Another postmodern trait is expressed by the role of figurative truth. Peter
Weibel, curator and director of the Center for Art and Media (ZKM), writes:
“Instead of landscape painting there was land art, instead of painted
sunlight there was real, and therefore artificial light. Everything that had
been representation was replaced by reality.” Figurative truth, then, no
longer transpired on the canvas, but outside of it. Horfee’s transformation
is twofold. The first appearance of truth is in manga, on television, and on
the screen. A condensation process, and consequently that of figurative
purification towards abstract painting, is developed on the canvas.
Beyond its confines, however, individual elements are again singled
out, occurring as figurative appearances in Horfee’s animated and VR
films, in his drawings, inflatable installations, or in a secondary reality
where we can find his colorful architectural models made of plaster and
modeling clay. “I don’t feel at all like a painter, I feel like I need first to build
paintings to organize topics and shapes and vocabulary,” he muses in his
biographical letter. What is created outside the boundaries of painting
has often the look of surreal jungles, but is in fact closer to architecture.
Sources of inspiration include Hundertwasser and the illustrative designs
of Archigram, as well as Albert Oehlen. The latter’s abstract and smeared
finger paintings also take on an architectural dimension in Horfee’s cosmos,
as if they were oblong worm skyscrapers and swirling alien expressways.
It makes you think of Man in Black: the alien parallel architecture in their
headquarters or the worms’ apartment. I ask again: What is really the mood
here? “Through all experience i started to get interrested in fun factories,
inflatable castles, villages party, halloween suits, all sort of happenings that
allows people to group together for the fun, for the thrill of being together.”

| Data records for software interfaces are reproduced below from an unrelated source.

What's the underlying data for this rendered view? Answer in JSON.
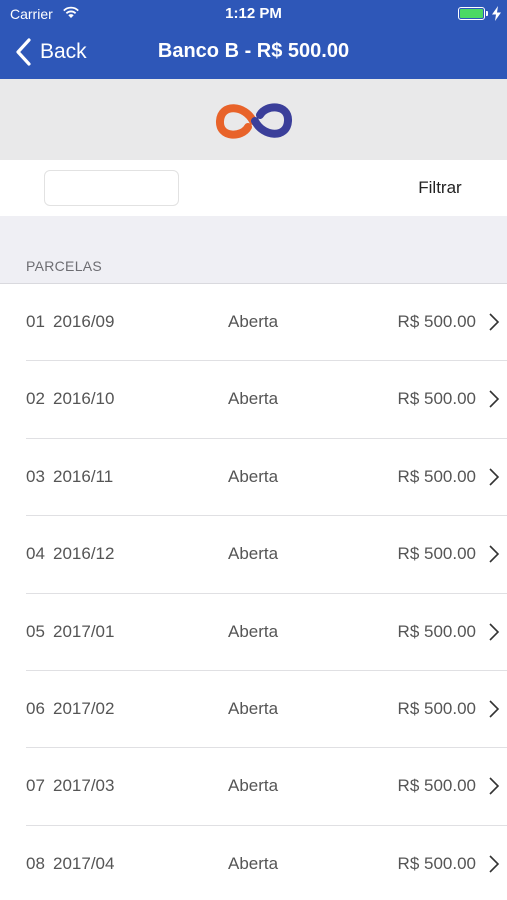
{
  "status_bar": {
    "carrier": "Carrier",
    "time": "1:12 PM",
    "battery_color": "#4cd964",
    "wifi_icon": "wifi-icon",
    "charging_icon": "bolt-icon"
  },
  "nav": {
    "back_label": "Back",
    "title": "Banco B - R$ 500.00",
    "bar_color": "#2e57b8"
  },
  "logo": {
    "icon": "infinity-logo",
    "colors": [
      "#e8632a",
      "#3b3f9a"
    ]
  },
  "filter": {
    "input_value": "",
    "button_label": "Filtrar"
  },
  "section": {
    "title": "PARCELAS"
  },
  "installments": [
    {
      "num": "01",
      "date": "2016/09",
      "status": "Aberta",
      "amount": "R$ 500.00"
    },
    {
      "num": "02",
      "date": "2016/10",
      "status": "Aberta",
      "amount": "R$ 500.00"
    },
    {
      "num": "03",
      "date": "2016/11",
      "status": "Aberta",
      "amount": "R$ 500.00"
    },
    {
      "num": "04",
      "date": "2016/12",
      "status": "Aberta",
      "amount": "R$ 500.00"
    },
    {
      "num": "05",
      "date": "2017/01",
      "status": "Aberta",
      "amount": "R$ 500.00"
    },
    {
      "num": "06",
      "date": "2017/02",
      "status": "Aberta",
      "amount": "R$ 500.00"
    },
    {
      "num": "07",
      "date": "2017/03",
      "status": "Aberta",
      "amount": "R$ 500.00"
    },
    {
      "num": "08",
      "date": "2017/04",
      "status": "Aberta",
      "amount": "R$ 500.00"
    }
  ]
}
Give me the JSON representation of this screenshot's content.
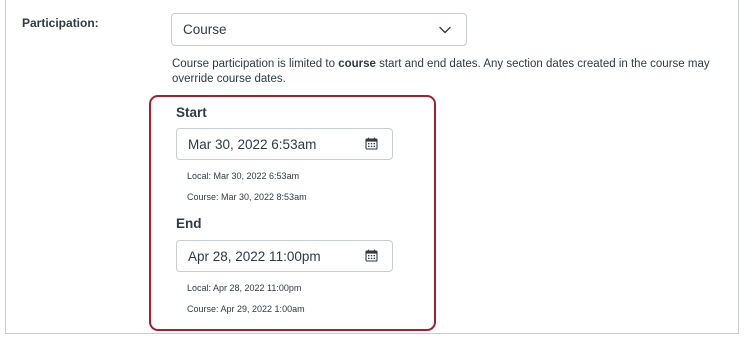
{
  "participation": {
    "label": "Participation:",
    "selected": "Course",
    "help_before": "Course participation is limited to ",
    "help_bold": "course",
    "help_after": " start and end dates. Any section dates created in the course may override course dates."
  },
  "start": {
    "title": "Start",
    "value": "Mar 30, 2022 6:53am",
    "local": "Local: Mar 30, 2022 6:53am",
    "course": "Course: Mar 30, 2022 8:53am"
  },
  "end": {
    "title": "End",
    "value": "Apr 28, 2022 11:00pm",
    "local": "Local: Apr 28, 2022 11:00pm",
    "course": "Course: Apr 29, 2022 1:00am"
  },
  "icons": {
    "select_arrow": "chevron-down-icon",
    "date_picker": "calendar-icon"
  },
  "colors": {
    "highlight_border": "#a91e2e",
    "text": "#2d3b45",
    "input_border": "#c7cdd1"
  }
}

For Horfee, fun also means a concept and architectural composition.
A new reality is built that is external to painting. The painting itself,
however, stands for the loss of reality, which is also a mood in its own
right. “Codes that are for everyone, not sharped, not cerebral, not
complex,” he writes at the very end.
It is night outside as I am finishing my text, but there are still children
yelling and singing Bon Anniversaire. They are drumming to it. Their
voices dissolve in the dark bass of a strident rave. Whether this sensory
perception is actually true, I don’t know. In Horfee’s world, they would
blur and be covered by gestural abstraction in bright red, poisonous apple
green, and pastel yellow.